Two final “housekeeping” comments: pet peeves that have nothing to do with the quality of what’s presented on stage. It is extremely annoying when the program doesn’t list the music it uses in the order presented. To those as to whom the musical selections may be unfamiliar, not listing them in order makes it very difficult if not impossible to identify what’s being played when. It may be that the choreographer’s intent is to have the music treated as an entirety rather than as individual components, but that would still be the case even if the music had been listed in the order played. Moreover, it appeared to me that not all the music that comprised the score for Snatched Back from the Edges was included in the credits, in performance order or not. Especially here, where the emotional and physical emphasis in the music and the choreography mirror each other, that’s not acceptable. Finally on this issue, if one reason for not listing the accompanying music in the order presented is to allow the choreographer to shuffle the order for whatever reason, after nearly two years the order of music in Love Rocks, at least in its current form, should be cemented.
Similarly, it’s unfortunate that dancers, featured or not, are not identified in the program at all (both dances here indicate that they’re performed by “The Company”). While it’s understandable that dancers may be considered cogs in a greater machine and that where necessary one can be substituted for another without having to create a program insert or require a cast change announcement, dancers are not automatons robotically executing choreography: they’re individuals who deserve, at the very least, to be credited. [My inability to reference the additional dancers who comprised the cast of the two dances in Program A reflects this; I can’t identify them if I don’t know who they are.] This might require separating pieces into component parts in the program, but effectively that’s what happens in Love Rocks, and the fact that certain segments from Snatched Back from the Edges are excised and presented individually in Program B, with the featured dancers identified, indicates that this is not only doable, but has already been done.
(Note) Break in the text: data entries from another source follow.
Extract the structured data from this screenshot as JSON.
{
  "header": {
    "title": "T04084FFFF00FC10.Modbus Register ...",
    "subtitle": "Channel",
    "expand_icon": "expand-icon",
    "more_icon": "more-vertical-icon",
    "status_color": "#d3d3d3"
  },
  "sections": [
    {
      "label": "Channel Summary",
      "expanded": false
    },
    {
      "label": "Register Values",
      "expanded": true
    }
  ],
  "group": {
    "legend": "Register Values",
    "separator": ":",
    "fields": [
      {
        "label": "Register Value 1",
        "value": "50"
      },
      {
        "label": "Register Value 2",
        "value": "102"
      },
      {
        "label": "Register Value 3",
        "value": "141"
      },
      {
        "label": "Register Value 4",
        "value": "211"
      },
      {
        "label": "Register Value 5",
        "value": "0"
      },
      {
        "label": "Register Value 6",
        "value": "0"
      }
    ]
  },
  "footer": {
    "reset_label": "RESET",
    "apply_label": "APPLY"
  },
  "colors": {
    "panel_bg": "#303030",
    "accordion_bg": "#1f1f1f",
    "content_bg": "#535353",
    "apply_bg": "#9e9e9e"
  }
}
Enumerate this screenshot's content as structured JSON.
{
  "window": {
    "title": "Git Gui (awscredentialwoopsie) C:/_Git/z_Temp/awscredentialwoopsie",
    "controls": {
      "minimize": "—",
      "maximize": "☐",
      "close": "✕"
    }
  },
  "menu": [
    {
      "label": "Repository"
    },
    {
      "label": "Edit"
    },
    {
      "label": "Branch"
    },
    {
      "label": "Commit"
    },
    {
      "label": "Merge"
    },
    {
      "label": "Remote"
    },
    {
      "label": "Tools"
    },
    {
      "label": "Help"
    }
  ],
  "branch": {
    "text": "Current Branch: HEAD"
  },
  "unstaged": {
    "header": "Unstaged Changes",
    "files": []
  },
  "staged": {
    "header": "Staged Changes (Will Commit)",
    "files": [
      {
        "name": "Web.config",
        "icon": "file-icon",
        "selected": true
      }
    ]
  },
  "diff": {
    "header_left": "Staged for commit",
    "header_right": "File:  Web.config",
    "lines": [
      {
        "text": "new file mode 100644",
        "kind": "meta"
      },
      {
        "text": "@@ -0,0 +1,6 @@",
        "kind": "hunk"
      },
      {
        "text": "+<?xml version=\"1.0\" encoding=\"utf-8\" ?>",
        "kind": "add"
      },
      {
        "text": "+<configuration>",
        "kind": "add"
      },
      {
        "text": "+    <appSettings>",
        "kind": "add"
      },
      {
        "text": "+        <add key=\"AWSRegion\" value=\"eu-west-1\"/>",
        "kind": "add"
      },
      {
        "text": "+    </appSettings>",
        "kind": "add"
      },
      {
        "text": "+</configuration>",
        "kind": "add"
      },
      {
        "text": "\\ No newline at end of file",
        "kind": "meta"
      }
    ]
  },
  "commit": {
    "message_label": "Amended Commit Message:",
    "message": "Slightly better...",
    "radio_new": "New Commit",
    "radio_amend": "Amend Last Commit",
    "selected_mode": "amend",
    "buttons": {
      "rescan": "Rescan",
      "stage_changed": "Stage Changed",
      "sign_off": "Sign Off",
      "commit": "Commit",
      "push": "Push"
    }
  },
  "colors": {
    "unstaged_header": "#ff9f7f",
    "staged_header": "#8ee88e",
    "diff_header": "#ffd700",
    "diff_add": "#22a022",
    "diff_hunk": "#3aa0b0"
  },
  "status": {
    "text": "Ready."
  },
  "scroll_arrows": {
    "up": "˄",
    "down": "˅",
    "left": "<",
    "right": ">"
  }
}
Be that as it may, and as I’ve mentioned previously, Complexions is a poster child for dance diversity, with extraordinary dancers regardless of race, ethnicity, or height – all that matters is talent and the capability to execute Rhoden’s choreography. This is a fact that cannot be overemphasized, and it contributes mightily to the company’s success and to the message it sends above and beyond the choreography itself.
Complexions Contemporary Ballet’s engagement at the Joyce continues through November 28th, and features two programs (as well as a gala that took place last Thursday): Love Rocks appears on both programs; Snatched from the Edges is performed in Program A, and excerpts from it are included in Program B. Regardless of the program, this is a “must see” company; if you hurry, you might still find an available ticket.